Prompt: Only the number is needed: how many lines of the entries below contain the word "this".
★ ★ ★ ★ ★
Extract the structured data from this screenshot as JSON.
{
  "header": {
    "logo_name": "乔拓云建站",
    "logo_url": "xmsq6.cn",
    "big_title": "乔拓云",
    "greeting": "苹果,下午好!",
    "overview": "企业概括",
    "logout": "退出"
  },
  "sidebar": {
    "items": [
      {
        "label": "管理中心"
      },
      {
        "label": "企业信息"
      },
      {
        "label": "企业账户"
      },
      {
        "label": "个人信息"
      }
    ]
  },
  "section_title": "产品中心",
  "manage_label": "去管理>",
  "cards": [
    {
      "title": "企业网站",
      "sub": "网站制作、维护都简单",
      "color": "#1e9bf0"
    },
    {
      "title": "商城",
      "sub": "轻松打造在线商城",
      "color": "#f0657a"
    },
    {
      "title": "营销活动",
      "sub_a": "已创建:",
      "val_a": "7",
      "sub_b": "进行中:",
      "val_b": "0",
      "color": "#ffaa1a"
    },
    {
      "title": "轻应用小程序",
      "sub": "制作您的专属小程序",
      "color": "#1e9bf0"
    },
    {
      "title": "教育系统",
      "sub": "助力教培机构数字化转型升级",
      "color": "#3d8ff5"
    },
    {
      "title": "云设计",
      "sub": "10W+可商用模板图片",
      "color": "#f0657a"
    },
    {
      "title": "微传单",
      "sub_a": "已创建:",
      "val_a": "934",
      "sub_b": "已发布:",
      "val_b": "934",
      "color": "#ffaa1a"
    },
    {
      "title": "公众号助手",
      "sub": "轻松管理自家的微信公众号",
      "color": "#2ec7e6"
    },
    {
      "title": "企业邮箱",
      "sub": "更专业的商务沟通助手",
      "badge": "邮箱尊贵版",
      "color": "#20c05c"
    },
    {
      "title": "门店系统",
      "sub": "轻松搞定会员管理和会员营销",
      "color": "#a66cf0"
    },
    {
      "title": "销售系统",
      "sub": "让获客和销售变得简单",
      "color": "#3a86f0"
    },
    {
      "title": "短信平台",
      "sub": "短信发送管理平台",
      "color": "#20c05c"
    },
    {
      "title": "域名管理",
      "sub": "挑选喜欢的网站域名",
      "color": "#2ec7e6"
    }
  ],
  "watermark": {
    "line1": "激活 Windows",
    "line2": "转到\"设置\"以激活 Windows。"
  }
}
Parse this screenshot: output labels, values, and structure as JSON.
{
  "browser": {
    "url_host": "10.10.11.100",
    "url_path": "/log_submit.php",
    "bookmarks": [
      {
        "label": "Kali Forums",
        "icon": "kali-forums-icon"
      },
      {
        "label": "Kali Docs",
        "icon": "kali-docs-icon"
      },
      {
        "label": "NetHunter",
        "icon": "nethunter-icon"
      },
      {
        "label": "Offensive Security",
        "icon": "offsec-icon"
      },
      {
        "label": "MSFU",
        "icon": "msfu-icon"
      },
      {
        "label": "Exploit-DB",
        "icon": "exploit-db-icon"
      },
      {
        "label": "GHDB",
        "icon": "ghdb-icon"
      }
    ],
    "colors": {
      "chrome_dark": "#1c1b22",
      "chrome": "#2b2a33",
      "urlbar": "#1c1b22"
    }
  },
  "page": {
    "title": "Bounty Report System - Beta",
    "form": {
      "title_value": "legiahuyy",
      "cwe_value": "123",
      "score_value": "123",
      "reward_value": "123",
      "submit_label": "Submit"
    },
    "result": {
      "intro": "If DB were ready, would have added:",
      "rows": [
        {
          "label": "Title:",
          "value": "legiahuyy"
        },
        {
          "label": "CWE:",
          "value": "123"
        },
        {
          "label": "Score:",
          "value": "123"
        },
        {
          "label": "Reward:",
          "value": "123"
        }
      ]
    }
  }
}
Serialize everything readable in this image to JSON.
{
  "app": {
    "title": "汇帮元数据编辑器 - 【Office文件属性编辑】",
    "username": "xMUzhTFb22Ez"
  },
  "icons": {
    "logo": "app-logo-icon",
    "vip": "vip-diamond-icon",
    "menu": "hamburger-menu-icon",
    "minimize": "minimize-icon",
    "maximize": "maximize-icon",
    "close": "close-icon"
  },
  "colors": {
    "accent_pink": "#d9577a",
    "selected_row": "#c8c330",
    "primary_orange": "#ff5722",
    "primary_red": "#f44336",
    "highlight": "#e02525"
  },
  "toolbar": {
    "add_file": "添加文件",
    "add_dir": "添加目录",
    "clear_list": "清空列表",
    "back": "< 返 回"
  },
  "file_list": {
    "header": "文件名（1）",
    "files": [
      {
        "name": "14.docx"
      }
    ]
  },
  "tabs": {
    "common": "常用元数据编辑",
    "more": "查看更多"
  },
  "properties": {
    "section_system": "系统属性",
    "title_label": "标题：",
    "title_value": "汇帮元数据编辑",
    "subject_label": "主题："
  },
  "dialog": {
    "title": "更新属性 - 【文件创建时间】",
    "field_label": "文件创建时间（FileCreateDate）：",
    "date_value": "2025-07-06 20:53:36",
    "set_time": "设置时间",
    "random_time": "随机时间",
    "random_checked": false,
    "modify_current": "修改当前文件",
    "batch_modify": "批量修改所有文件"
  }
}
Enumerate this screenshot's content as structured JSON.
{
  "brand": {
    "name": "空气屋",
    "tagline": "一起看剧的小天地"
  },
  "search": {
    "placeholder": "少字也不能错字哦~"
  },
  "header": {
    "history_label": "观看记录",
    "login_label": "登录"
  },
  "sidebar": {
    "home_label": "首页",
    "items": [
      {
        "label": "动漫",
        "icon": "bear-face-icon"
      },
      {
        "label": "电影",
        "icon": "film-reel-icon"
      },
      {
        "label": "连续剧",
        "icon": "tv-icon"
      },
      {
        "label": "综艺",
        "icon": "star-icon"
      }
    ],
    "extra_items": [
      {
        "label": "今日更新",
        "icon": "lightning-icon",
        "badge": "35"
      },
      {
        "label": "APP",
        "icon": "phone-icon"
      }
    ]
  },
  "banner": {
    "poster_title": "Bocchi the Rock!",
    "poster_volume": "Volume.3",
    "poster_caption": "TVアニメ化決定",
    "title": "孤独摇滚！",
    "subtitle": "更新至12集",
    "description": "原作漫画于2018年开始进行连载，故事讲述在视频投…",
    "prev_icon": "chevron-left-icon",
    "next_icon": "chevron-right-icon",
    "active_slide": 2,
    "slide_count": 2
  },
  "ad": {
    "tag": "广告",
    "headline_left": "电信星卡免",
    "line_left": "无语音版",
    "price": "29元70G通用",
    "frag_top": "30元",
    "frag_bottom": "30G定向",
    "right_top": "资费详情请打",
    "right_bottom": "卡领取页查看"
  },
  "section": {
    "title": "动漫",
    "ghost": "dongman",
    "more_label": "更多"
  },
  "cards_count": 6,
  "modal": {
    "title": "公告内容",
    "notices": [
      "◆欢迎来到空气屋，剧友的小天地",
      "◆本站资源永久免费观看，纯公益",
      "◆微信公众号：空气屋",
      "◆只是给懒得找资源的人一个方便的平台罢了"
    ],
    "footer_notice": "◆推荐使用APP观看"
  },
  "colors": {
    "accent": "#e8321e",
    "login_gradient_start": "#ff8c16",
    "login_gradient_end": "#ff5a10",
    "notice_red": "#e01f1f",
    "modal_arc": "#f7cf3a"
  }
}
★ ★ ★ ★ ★
Exercise output: 4